▶ _Try it_: Please set down the entries below once more, exactly.

▶ _Records for the task_:
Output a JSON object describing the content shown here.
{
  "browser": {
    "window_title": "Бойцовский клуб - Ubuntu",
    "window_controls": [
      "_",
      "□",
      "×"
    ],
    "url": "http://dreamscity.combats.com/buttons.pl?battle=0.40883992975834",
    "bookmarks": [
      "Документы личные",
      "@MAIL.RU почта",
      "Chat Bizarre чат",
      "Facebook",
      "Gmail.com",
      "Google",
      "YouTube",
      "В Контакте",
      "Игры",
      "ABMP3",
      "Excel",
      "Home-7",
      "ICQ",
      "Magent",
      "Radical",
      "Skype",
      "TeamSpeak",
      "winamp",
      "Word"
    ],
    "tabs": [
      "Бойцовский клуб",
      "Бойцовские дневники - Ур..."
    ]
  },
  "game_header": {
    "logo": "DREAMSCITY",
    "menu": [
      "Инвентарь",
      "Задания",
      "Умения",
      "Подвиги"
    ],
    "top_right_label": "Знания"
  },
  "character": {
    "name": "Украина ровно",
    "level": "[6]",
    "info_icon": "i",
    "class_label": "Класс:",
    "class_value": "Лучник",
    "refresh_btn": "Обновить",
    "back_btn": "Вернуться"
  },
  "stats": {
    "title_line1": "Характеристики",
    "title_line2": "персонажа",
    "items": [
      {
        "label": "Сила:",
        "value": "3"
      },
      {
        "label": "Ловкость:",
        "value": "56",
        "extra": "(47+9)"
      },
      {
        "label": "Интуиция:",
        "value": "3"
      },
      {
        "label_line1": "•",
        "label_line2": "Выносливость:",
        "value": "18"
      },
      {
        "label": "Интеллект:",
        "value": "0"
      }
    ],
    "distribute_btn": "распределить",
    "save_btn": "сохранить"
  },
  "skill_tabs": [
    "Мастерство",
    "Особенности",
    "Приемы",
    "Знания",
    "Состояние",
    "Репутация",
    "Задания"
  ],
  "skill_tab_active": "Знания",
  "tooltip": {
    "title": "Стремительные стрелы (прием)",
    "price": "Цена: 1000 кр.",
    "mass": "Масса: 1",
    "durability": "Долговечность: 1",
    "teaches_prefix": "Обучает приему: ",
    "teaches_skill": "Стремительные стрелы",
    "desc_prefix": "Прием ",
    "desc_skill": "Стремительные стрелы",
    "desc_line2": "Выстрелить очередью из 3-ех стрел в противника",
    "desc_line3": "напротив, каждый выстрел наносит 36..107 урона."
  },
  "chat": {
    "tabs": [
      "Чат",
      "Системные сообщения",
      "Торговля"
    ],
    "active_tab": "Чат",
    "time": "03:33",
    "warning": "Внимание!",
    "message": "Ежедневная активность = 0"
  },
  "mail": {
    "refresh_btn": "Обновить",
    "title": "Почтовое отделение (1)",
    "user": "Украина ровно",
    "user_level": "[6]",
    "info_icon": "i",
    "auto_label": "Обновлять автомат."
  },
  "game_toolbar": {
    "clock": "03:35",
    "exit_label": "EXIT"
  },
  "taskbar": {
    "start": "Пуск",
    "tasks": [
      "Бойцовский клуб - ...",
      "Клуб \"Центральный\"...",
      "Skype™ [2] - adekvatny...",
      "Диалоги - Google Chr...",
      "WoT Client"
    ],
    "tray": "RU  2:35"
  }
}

▶ _Written solution_:
Output a JSON object describing the content shown here.
{
  "browser": {
    "window_title": "Бойцовский клуб - Ubuntu",
    "window_controls": [
      "_",
      "□",
      "×"
    ],
    "url": "http://dreamscity.combats.com/buttons.pl?battle=0.40883992975834",
    "bookmarks": [
      "Документы личные",
      "@MAIL.RU почта",
      "Chat Bizarre чат",
      "Facebook",
      "Gmail.com",
      "Google",
      "YouTube",
      "В Контакте",
      "Игры",
      "ABMP3",
      "Excel",
      "Home-7",
      "ICQ",
      "Magent",
      "Radical",
      "Skype",
      "TeamSpeak",
      "winamp",
      "Word"
    ],
    "tabs": [
      "Бойцовский клуб",
      "Бойцовские дневники - Ур..."
    ]
  },
  "game_header": {
    "logo": "DREAMSCITY",
    "menu": [
      "Инвентарь",
      "Задания",
      "Умения",
      "Подвиги"
    ],
    "top_right_label": "Знания"
  },
  "character": {
    "name": "Украина ровно",
    "level": "[6]",
    "info_icon": "i",
    "class_label": "Класс:",
    "class_value": "Лучник",
    "refresh_btn": "Обновить",
    "back_btn": "Вернуться"
  },
  "stats": {
    "title_line1": "Характеристики",
    "title_line2": "персонажа",
    "items": [
      {
        "label": "Сила:",
        "value": "3"
      },
      {
        "label": "Ловкость:",
        "value": "56",
        "extra": "(47+9)"
      },
      {
        "label": "Интуиция:",
        "value": "3"
      },
      {
        "label_line1": "•",
        "label_line2": "Выносливость:",
        "value": "18"
      },
      {
        "label": "Интеллект:",
        "value": "0"
      }
    ],
    "distribute_btn": "распределить",
    "save_btn": "сохранить"
  },
  "skill_tabs": [
    "Мастерство",
    "Особенности",
    "Приемы",
    "Знания",
    "Состояние",
    "Репутация",
    "Задания"
  ],
  "skill_tab_active": "Знания",
  "tooltip": {
    "title": "Стремительные стрелы (прием)",
    "price": "Цена: 1000 кр.",
    "mass": "Масса: 1",
    "durability": "Долговечность: 1",
    "teaches_prefix": "Обучает приему: ",
    "teaches_skill": "Стремительные стрелы",
    "desc_prefix": "Прием ",
    "desc_skill": "Стремительные стрелы",
    "desc_line2": "Выстрелить очередью из 3-ех стрел в противника",
    "desc_line3": "напротив, каждый выстрел наносит 36..107 урона."
  },
  "chat": {
    "tabs": [
      "Чат",
      "Системные сообщения",
      "Торговля"
    ],
    "active_tab": "Чат",
    "time": "03:33",
    "warning": "Внимание!",
    "message": "Ежедневная активность = 0"
  },
  "mail": {
    "refresh_btn": "Обновить",
    "title": "Почтовое отделение (1)",
    "user": "Украина ровно",
    "user_level": "[6]",
    "info_icon": "i",
    "auto_label": "Обновлять автомат."
  },
  "game_toolbar": {
    "clock": "03:35",
    "exit_label": "EXIT"
  },
  "taskbar": {
    "start": "Пуск",
    "tasks": [
      "Бойцовский клуб - ...",
      "Клуб \"Центральный\"...",
      "Skype™ [2] - adekvatny...",
      "Диалоги - Google Chr...",
      "WoT Client"
    ],
    "tray": "RU  2:35"
  }
}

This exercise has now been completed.